Written By Chiropractic Health and Wellness on June 17, 2013

We didn't write this but this is a great blog from a successful Crossfitter and Chiropractor. Read on...

My patients are consistently baffled when I show them ways in which they move poorly. From breathing to squatting, it goes like this:

Patient: Why can't I do this?
Dooley: You used to do it well. Watch a toddler move. It tends to look like perfection.
Patient: When did I come undone? Why am I a mess now?

This is a question that has a not-so-surprising answer: You grew up.

Watch a toddler. They sprint around, squat, play, and breathe from the gut.
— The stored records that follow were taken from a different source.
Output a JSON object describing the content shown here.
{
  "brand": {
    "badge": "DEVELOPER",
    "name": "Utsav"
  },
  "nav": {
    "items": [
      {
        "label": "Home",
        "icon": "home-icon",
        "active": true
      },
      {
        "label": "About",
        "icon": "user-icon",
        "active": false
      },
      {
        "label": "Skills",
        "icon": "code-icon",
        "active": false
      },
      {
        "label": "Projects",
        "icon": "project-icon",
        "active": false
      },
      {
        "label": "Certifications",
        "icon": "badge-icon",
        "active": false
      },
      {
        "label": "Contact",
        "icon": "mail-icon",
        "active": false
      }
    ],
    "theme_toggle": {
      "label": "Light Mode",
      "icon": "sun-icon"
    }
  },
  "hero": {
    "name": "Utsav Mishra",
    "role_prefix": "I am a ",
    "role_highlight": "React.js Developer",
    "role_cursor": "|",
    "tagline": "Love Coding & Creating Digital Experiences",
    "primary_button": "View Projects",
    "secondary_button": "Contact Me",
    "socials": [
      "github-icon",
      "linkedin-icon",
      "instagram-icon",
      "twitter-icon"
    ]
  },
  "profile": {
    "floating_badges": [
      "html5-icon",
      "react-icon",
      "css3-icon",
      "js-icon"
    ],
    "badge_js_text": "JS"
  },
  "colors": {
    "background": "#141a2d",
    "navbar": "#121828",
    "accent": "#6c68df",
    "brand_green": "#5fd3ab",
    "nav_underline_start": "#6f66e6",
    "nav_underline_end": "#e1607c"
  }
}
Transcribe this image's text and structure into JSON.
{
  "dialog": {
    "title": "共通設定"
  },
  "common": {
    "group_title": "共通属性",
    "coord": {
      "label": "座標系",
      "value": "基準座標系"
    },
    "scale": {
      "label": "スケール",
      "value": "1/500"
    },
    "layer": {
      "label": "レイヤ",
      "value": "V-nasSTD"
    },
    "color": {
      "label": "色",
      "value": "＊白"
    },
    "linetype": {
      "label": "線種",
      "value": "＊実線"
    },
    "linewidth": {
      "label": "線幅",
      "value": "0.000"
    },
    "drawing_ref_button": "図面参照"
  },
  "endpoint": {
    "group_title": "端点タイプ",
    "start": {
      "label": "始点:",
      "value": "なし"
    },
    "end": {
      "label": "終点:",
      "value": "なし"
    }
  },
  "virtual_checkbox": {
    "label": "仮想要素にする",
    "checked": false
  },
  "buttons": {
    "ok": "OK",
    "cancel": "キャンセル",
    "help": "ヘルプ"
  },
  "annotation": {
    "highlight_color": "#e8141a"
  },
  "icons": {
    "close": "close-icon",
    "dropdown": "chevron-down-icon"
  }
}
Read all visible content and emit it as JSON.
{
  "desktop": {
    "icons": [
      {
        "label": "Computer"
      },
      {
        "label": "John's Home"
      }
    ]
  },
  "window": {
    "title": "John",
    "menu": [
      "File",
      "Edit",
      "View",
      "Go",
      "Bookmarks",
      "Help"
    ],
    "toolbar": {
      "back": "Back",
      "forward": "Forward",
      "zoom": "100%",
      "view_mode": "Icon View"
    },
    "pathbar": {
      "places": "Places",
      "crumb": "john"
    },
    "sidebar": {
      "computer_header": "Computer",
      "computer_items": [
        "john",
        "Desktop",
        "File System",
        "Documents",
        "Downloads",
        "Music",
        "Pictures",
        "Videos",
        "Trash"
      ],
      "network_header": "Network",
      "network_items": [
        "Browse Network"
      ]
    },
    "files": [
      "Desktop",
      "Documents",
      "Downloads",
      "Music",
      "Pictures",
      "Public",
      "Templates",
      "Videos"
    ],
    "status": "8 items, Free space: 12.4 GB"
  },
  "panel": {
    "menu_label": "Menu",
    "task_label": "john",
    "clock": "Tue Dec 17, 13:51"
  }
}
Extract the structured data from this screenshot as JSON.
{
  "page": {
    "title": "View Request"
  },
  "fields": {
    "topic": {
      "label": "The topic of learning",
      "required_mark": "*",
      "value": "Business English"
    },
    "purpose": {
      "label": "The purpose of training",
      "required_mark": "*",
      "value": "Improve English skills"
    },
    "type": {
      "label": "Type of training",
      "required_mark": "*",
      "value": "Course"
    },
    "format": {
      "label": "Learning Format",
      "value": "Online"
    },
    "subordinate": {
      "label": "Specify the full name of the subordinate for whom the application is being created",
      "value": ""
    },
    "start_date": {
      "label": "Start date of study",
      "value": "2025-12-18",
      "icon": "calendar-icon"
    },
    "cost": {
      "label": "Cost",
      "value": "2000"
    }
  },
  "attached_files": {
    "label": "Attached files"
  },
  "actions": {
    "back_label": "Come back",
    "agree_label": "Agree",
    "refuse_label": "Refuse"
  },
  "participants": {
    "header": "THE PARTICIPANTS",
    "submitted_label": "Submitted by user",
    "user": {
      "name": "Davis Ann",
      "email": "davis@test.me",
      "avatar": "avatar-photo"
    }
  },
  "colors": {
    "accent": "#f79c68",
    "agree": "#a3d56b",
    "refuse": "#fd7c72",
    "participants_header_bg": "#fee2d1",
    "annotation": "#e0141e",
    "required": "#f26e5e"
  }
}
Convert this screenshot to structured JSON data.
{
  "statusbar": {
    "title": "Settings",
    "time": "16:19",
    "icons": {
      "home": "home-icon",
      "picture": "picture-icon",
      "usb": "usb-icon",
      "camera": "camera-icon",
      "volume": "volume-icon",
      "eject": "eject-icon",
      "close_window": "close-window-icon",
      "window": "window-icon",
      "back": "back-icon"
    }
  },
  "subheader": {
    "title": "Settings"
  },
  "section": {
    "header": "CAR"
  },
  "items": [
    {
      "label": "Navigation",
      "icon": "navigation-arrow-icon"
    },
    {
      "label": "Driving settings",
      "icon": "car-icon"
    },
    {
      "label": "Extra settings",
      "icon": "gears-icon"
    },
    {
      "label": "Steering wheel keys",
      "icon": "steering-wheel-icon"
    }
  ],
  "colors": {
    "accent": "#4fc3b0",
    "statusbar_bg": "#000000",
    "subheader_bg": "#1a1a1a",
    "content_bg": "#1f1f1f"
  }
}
They live to laugh but cry like bloody murder, too. They rarely sit still.

And what do we adults say to them?

"Sit still."
"Don't run - slow down."
"Shush. Be good. Quiet down."

Or, maybe it's worse. Instead of encouraging them to play, we sit them in front of the TV. When they don't feel like eating, we force them to eat. We encourage them to clean their plate, even though they're done.

Then, at age 4-6, we sit them in a classroom for 8 hours a day. We make them sit still, when they were born to move. Worse, we don't encourage them to squat; instead, we put them in a chair designed to foul up their movement. We drug them up, as if they are disruptive for wanting out of that chair.

We adults are lazy, so we encourage our perfectly moving children to be more like us. Moving poorly and overeating are equivocal to "being good." So, most adults end up moving poorly and cleaning our plates.

When is the last time you full-on sprinted? Laughed so hard your voice filled the room? Cried so hard you could hear it through the house? Skipped a meal?

None of that is normal, right?

That's kids stuff.

Well, we are getting sick because we are not more like our kids.

Remember who you were at 6. Regress to that little person. Get back there a little.

You don't have to quit work, but you can move better at work.

You can sprint instead of lazily jogging along.

You can walk fast like an eager kid, instead of trudging along.

You can breathe from the gut and let some of that stress leave you.

You can laugh hard at things instead of being angry, offended, or holding grudges.

Squat. Hip hinge. Sprint. Walk. Gut breathe. Don't clean your plate. Eat only when you are truly hungry.

For the sake of our children, get MOVE-ing. When kids aspire to be like us, let them aspire to move like us, too.

- Dr. Kathy Dooley